Innate-Essence Limited, which sells the shots under The Turmeric Co brand, appealed to the tribunal against an HMRC decision which rejected VAT adjustments totalling £80,730.52.
The appellant, The Turmeric Co, argued that its supplies of turmeric shots should be classed as food under Group 1 Schedule 8 of the Value Added Tax Act (VATA) 1994 and therefore subject to the zero rates of VAT.
Group 1 Sch 8 VATA determines that food is the supply of anything made for human consumption, except ‘a supply in the course of catering, and any of the excepted items’.
However, VAT is charged on drinks liable for excise duty, such as spirits, beer and wine. This includes fruit juices, bottled water, and other products falling under ‘preparation of beverages’.
The appeal determined whether or not the shots were classed as zero-rated food or a taxable beverage within the meaning of ‘excepted items’.
The turmeric shots, which are made from turmeric roots pulped into liquid with crushed watermelon and pineapple juice, are marketed as a daily performance product and sold in 60ml plastic bottles.

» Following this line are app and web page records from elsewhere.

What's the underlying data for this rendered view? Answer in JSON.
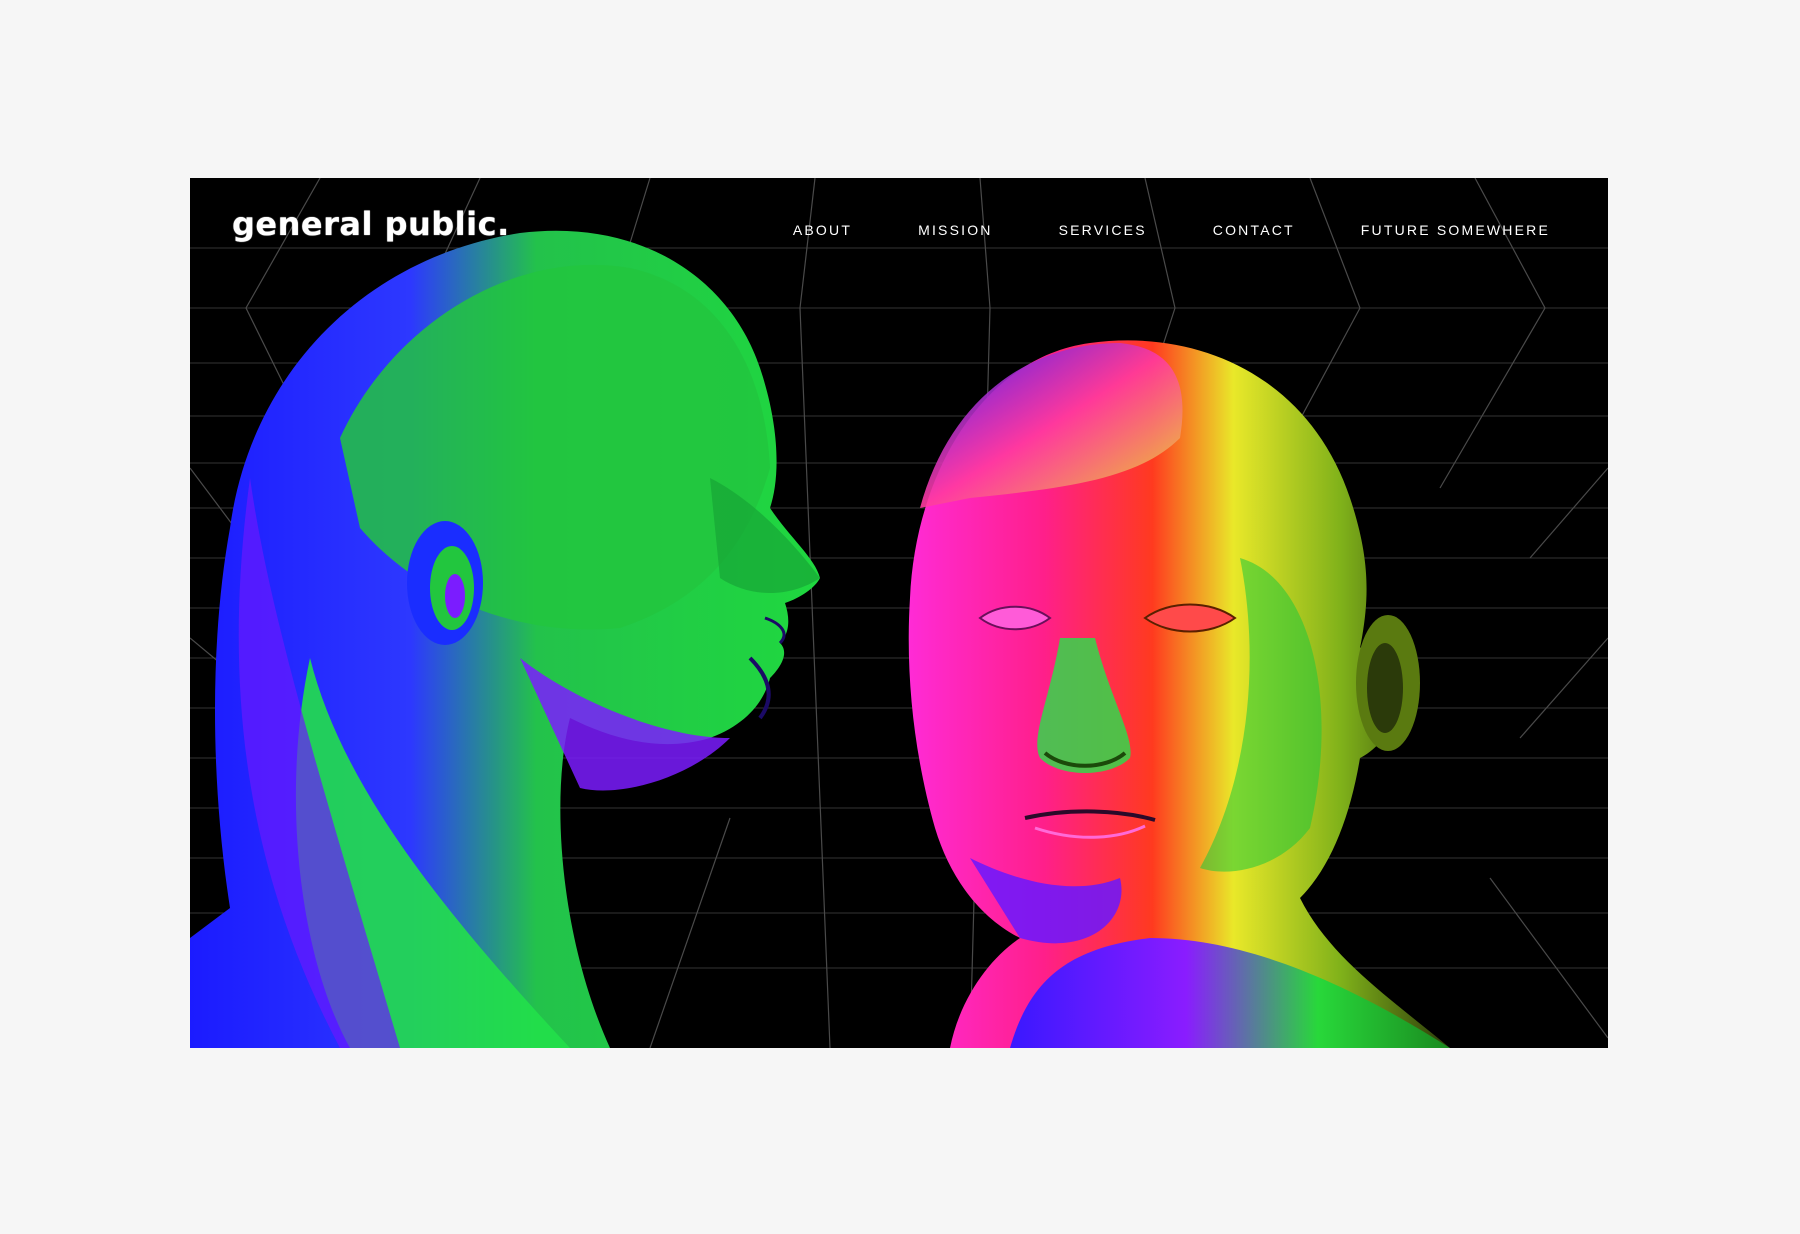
{
  "brand": {
    "logo_text": "general public."
  },
  "nav": {
    "items": [
      {
        "label": "ABOUT"
      },
      {
        "label": "MISSION"
      },
      {
        "label": "SERVICES"
      },
      {
        "label": "CONTACT"
      },
      {
        "label": "FUTURE SOMEWHERE"
      }
    ]
  },
  "colors": {
    "page_background": "#f6f6f6",
    "hero_background": "#000000",
    "text": "#ffffff",
    "grid_line": "#3a3a3a"
  },
  "hero": {
    "illustration": "two-iridescent-heads"
  }
}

On 26 October 2020, HMRC rejected the appellant’s error correction for the periods 06/17 and 12/19 in the sum of £80,730.52.
The tax authority argued that the supplies of the shots were considered beverages within the meaning of item 4 of the ‘excepted items’ VATA 1994 and were therefore standard rated.
HMRC detailed the ‘beverages test’ in five parts, detailing that an item must be a drinkable liquid that is commonly consumed, and it must be characteristically taken to increase fluid levels.
Regardless of the contents or nutritional value of the shots, the product was clearly designed to be drunk and was liquid rather than a solid, HMRC said.
Thus, the liquidity of the shots made for faster absorption into the bloodstream and so the shots were consistent with many of the beverage hallmarks it listed.
In defence, the appellant retorted that the shots had been marketed for ‘prolonged use’ and purchased by consumers for that reason. On the company’s website they are promoted for their immunity support and health features.
The shots were ‘commonly consumed in one go at a regular time rather than savoured and would not be a suitable lunchtime substitute’.
They cited Karlon Foods Ltd v HMRC , which considered the ‘lunchtime substitute’ test that had been given as an example by the VAT and Duties Tribunal where, rather than having a beer in a pub at lunchtime, two City acquaintances agreed to have ‘Zumo Fresh Blends’ smoothies.
In the High Court, the Judge ruled that ‘the example does, perhaps, indicate one circumstance in which the product might be consumed in place of something (beer, in the example) which is clearly a beverage’.
Making his judgment at the tribunal hearing, Judge Geraint Williams said: ‘In our view, the marketing and customer reviews demonstrate clear consistency in the use to which the shots are put.
‘The shots are consumed in one go on a regular, long-term basis for the sole purpose of the claimed health and well-being benefits.
‘The purpose of the shots is entirely functional: to maximise the consumer’s daily ingestion of curcumin which is achieved by cold pressing the raw ingredients into a liquid.
‘We consider it highly unlikely that a consumer would attempt to ingest the same quantity of raw turmeric in solid form. For the reasons above we decided that the shots should properly be zero-rated for VAT purposes as being a food but not a beverage.’